Mount Rushmore National Memorial is a 1,278-acre park in the center of the Black Hills in South Dakota established to protect the faces of four presidents carved on the mountainside. Granite outcroppings and the old growth ponderosa pine forest that surrounds the mountain may provide good bat roosting habitat.
The Northern Great Plains Inventory & Monitoring Network monitors bats to detect long-term trends and to get early warning of undesirable changes in bat populations at the park. A fungal disease called white-nose syndrome is spreading quickly, threatening bat populations in North America. First documented in a New York cave in 2006, this disease is associated with more than seven million bat deaths. It spreads primarily from bat to bat and humans might be spreading the disease by carrying nearly invisible fungal spores on their shoes and clothing from one cave to another. Bat monitoring helps us understand changes occurring with the spread of this devastating disease.

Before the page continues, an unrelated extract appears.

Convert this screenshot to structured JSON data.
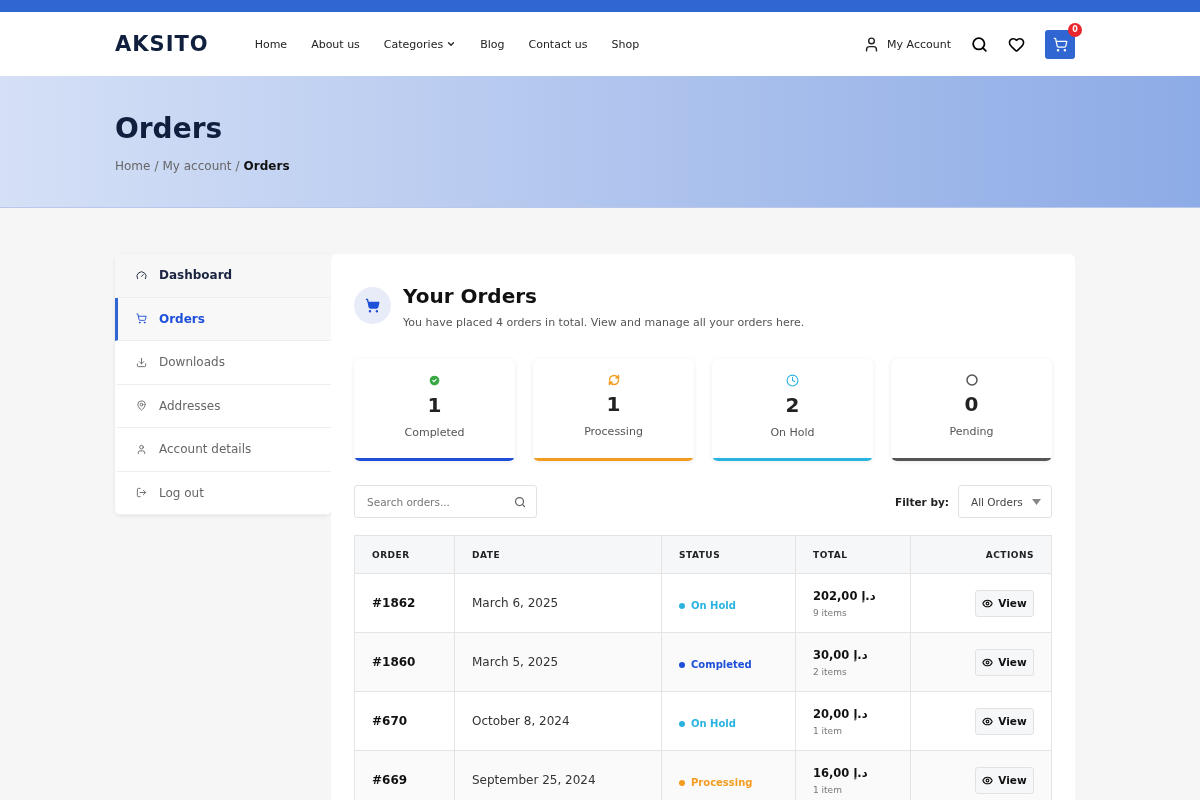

Ten acoustic recording stations were established in 2015 at Mount Rushmore National Memorial. Acoustic recorders detect the unique ultrasonic calls bats use for echolocation. There were 44,796 bat call recordings from stations across all survey nights from 2015 to 2017. The data were analyzed through specialized software programs that make preliminary identifications of the bat species based on individual call characteristics, such as frequency and shape. Some bat species make calls that are similar to other species, which is why researchers with special expertise review the calls and make the final species determinations.